But why are term limits necessary in Clearwater? On the current five-member City Commission, only Rita Garvey has more than two terms. This is not a group of career politicians. The voters seem to be arranging regular turnover quite nicely without term limits.
Term limits sometimes result in a loss of continuity. And in some communities where it is difficult to field candidates, term limits can result in vacancies or the election of poorly qualified individuals.
And finally, term limits are a limitation not just on elected officials, but on the voters. People who would choose to re-elect an admired public official to a third term are denied the opportunity. Elected officials who work hard and do a respectable job for their constituents deserve to continue in office until they choose to retire or the voters choose to replace them.
We urge a "no" vote on Question 5.
Question 4: Appraisals
This change would require the city to appraise property before buying it. For a sales price under $250,000, the city staff would do the appraisal. If the sales price is between $250,000 and $500,000, the city would be required to get one independent appraisal. Above $500,000, two outside appraisals would be required.
This change would assure that the public gets a fair price. The change also would require the city, when selling surplus property, to take the highest bid above the appraised value, as long as that bidder meets the city's terms.
We recommend a "yes" vote on Question 4.
Question 3: Public access
Question 3 would require the City Commission to hold two public hearings before approving any non-budgeted expenditure greater than $5-million.
This question grows out of unhappiness over the current City Commission's penchant for approving major expenditures at late-night meetings. Initially, some residents had wanted a referendum requirement _ a step that would unnecessarily tie city commissioners' hands, delay capital projects and cause real problems in an emergency.
Question 3 is a good compromise. It requires the City Commission to give the public notice that a major spending decision is about to be made, and conduct two public hearings before voting.
We recommend a "yes" vote on Question 3.
Question 2: Surplus properties
This charter amendment actually would give the city a freer hand in handling publicly owned property.
The commission now may lease such property for up to three years without declaring it surplus or unneeded for public use. The amendment would boost that to five years.
After declaring property surplus, the city now may lease it for up to 15 years. The amendment would give the City Commission the power to lease property for a term of 30 years, and to renew for another 30-year term, for a maximum of 60 years. If the commission wants to lease property for a term longer than 30 years, it must ask the voters for approval.
Companies or individuals that want to construct a building on leased land aren't likely to be satisfied with a 15-year lease. They want a term long enough to recover their investment. This amendment acknowledges changes in the economy and the investment market.
We recommend a "yes" vote on Question 2.
Question 1: Purchasing power

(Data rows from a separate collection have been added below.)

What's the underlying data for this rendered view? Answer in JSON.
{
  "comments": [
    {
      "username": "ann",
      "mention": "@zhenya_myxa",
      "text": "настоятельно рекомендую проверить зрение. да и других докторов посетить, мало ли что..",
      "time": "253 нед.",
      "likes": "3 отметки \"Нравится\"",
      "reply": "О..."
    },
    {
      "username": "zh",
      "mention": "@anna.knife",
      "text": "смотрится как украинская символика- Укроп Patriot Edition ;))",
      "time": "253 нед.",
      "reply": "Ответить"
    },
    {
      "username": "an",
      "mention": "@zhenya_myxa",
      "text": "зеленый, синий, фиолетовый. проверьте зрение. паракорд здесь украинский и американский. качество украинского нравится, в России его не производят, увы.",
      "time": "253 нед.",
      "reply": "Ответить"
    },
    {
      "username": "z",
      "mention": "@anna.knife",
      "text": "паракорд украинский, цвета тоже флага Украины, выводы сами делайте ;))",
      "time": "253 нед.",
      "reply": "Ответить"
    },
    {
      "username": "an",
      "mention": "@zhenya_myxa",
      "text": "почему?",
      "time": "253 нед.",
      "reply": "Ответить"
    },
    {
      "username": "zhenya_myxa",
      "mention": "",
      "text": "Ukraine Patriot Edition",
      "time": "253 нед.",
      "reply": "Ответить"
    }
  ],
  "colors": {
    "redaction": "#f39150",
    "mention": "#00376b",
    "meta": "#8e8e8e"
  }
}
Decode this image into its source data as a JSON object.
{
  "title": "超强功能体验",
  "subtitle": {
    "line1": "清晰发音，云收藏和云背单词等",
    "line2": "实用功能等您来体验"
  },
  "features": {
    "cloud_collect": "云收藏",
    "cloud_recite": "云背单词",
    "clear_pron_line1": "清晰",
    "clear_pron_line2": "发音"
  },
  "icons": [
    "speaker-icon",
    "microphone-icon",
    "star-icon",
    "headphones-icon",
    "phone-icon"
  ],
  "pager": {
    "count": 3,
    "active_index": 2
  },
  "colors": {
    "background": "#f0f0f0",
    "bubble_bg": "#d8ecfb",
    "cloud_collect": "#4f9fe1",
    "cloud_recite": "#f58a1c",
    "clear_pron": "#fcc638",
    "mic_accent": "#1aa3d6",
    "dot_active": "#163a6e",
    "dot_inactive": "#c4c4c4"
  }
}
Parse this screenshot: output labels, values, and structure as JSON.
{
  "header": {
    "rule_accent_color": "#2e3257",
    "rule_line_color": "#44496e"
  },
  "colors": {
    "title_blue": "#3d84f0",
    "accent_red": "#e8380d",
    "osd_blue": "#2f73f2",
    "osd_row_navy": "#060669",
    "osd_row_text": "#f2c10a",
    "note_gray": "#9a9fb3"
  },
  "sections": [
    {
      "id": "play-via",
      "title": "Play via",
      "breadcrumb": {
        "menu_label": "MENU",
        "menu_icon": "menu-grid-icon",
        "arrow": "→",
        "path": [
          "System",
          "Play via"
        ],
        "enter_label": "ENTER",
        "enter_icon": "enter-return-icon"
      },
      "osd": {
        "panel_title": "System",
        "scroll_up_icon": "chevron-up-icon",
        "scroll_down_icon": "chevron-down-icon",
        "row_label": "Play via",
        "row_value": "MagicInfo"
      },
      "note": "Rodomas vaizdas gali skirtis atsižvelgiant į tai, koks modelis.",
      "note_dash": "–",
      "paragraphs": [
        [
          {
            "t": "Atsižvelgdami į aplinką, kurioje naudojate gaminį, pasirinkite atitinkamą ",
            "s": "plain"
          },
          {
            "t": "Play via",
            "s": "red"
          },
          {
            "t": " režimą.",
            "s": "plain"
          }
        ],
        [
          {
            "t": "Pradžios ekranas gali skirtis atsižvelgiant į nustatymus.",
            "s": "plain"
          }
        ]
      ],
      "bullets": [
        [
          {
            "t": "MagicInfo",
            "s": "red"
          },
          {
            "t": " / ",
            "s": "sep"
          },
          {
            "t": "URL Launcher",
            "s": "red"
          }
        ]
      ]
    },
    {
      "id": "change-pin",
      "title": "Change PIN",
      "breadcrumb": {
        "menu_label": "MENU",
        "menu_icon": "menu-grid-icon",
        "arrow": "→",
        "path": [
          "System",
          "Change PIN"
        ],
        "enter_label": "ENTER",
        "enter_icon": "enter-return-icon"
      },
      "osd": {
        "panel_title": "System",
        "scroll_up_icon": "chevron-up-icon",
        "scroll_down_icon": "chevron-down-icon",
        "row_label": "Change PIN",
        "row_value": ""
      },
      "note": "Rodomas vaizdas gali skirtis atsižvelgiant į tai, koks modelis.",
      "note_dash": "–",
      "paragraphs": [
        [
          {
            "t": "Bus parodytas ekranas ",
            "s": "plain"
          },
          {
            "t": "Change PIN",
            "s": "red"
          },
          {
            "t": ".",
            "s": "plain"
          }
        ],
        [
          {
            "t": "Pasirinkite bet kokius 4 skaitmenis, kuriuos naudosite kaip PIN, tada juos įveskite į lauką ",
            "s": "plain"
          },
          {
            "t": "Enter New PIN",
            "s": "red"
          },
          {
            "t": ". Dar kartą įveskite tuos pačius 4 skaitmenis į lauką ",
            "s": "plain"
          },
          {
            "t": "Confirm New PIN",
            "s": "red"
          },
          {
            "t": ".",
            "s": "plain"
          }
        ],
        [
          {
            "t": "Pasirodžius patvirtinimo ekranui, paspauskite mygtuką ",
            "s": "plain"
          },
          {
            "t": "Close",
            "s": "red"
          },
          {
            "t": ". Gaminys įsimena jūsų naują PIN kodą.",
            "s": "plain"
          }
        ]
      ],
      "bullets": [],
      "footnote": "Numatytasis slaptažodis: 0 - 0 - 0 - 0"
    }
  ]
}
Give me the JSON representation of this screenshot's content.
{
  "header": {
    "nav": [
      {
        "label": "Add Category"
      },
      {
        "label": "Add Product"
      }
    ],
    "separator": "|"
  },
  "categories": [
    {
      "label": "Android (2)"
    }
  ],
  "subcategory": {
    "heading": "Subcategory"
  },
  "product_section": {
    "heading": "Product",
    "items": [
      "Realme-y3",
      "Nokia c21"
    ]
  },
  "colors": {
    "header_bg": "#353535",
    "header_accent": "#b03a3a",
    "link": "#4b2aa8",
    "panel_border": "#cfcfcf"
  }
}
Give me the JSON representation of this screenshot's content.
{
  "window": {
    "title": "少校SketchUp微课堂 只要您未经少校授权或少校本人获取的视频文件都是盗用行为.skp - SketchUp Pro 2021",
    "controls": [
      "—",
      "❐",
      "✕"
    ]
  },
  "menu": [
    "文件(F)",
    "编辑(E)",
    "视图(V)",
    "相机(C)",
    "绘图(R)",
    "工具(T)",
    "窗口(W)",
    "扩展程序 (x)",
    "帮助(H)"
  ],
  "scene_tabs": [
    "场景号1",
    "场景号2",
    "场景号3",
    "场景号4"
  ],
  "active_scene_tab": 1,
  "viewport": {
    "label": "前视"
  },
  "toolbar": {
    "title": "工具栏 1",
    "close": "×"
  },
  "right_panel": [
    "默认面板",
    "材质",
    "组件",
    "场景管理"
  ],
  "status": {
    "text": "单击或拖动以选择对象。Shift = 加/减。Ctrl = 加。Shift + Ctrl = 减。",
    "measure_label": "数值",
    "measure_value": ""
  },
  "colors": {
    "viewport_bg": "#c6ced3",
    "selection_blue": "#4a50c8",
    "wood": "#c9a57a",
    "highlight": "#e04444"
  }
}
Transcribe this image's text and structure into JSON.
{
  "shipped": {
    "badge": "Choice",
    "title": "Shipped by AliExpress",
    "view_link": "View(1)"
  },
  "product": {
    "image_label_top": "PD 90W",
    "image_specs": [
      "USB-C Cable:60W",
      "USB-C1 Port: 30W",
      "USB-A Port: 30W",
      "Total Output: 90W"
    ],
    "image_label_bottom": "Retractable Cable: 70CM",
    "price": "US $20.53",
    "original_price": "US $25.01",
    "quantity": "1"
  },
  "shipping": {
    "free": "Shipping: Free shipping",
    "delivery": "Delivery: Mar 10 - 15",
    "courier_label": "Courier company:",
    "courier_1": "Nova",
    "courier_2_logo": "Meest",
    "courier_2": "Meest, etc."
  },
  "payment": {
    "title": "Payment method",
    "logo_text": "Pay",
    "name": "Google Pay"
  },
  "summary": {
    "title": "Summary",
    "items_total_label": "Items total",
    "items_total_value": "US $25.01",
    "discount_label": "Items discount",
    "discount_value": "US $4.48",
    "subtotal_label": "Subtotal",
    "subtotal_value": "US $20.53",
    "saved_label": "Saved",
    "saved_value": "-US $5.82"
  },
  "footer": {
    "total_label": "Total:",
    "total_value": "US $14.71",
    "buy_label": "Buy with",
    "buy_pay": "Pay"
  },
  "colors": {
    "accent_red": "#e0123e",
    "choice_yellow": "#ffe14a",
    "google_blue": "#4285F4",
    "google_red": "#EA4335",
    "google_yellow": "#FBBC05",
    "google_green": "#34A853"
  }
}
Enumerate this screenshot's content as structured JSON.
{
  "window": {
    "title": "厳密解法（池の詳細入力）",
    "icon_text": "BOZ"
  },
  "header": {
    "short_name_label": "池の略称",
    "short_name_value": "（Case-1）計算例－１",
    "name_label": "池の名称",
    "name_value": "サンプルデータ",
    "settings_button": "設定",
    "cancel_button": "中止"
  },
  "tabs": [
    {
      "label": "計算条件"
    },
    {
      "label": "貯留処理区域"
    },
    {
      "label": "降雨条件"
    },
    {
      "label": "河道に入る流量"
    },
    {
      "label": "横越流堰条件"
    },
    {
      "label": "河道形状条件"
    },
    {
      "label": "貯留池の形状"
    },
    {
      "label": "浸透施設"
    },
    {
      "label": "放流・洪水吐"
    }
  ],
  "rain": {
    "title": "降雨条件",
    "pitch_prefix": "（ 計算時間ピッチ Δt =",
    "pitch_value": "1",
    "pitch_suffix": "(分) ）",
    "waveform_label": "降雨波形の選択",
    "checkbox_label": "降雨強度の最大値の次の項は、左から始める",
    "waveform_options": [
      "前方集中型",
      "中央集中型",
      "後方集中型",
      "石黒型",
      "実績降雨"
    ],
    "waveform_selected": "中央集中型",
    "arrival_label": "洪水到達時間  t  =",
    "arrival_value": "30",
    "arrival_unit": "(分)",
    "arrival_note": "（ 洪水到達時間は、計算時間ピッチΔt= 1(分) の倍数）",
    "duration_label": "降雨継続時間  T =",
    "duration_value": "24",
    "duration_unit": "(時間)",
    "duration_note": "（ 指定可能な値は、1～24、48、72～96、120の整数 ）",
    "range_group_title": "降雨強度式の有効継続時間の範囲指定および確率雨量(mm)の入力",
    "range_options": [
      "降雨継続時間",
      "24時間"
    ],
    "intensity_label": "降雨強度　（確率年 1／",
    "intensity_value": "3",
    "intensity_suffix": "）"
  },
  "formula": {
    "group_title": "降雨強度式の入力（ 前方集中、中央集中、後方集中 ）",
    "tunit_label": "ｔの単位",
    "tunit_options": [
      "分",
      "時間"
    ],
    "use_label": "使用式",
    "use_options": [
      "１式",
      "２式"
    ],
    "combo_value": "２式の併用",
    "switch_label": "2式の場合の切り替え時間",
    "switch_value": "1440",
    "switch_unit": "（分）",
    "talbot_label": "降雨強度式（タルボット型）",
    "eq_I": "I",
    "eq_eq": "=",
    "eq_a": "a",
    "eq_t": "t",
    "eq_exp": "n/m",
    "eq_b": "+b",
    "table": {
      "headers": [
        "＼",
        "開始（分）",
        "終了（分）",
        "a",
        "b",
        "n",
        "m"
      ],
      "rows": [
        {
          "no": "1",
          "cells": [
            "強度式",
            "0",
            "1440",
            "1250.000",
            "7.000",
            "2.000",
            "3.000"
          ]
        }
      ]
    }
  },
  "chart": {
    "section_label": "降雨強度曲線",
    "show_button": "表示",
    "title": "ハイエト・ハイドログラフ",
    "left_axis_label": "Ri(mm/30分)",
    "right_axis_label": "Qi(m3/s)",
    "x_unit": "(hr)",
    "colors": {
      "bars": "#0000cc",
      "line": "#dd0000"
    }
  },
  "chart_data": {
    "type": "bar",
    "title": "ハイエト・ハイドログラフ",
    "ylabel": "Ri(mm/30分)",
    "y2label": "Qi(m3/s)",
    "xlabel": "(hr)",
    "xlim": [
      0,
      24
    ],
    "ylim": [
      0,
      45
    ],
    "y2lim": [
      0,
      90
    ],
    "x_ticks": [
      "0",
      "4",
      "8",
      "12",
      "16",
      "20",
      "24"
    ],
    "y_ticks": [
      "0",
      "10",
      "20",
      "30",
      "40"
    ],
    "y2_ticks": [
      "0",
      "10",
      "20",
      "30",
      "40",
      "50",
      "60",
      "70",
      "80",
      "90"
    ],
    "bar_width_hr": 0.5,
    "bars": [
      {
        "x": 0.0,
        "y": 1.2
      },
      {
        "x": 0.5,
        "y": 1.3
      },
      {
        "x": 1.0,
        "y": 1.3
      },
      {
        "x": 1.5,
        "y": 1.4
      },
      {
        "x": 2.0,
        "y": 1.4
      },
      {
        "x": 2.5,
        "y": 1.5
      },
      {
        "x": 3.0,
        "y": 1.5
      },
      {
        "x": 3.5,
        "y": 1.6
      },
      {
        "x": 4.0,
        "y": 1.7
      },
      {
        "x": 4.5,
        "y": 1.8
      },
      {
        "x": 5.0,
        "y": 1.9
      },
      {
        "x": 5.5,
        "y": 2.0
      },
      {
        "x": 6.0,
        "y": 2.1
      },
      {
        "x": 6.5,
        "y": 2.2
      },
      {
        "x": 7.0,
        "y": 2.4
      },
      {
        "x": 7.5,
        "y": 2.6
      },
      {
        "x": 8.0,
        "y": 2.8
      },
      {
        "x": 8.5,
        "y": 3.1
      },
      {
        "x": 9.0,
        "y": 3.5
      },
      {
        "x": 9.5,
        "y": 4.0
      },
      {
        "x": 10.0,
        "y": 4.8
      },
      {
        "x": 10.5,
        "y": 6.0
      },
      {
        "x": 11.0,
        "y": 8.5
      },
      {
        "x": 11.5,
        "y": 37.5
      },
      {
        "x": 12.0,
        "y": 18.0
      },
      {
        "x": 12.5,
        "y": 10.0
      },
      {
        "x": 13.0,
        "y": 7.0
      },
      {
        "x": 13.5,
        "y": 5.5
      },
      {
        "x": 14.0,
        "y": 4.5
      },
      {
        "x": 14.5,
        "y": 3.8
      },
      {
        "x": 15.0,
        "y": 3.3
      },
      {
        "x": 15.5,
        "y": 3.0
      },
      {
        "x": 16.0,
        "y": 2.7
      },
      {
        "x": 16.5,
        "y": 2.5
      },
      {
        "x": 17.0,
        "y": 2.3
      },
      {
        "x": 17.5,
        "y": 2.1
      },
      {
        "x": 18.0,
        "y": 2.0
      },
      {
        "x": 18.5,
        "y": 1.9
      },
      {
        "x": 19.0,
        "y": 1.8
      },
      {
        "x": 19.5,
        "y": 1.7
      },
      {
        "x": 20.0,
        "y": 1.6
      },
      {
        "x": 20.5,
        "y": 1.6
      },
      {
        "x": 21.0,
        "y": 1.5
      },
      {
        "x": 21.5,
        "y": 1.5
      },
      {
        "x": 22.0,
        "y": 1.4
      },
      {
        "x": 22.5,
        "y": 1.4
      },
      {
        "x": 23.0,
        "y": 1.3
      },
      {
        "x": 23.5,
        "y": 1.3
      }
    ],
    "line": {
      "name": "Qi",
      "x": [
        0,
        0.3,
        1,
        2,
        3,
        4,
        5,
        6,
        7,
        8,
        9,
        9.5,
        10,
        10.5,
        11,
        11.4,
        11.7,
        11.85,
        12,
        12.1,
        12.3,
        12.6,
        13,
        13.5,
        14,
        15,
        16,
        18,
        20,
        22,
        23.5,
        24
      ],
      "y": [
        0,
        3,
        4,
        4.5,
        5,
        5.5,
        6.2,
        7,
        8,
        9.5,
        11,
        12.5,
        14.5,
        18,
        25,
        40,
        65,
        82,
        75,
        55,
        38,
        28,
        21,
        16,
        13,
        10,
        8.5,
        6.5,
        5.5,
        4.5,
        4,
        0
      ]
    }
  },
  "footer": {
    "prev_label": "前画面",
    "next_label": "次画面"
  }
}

Clearwater's city manager currently may spend up to $10,000 on a single purchase without asking the City Commission for approval. This amendment would increase the manager's purchasing authority to $25,000. Competitive bids still would be required for any purchase exceeding $10,000.
We recommend a "yes" vote on Question 1.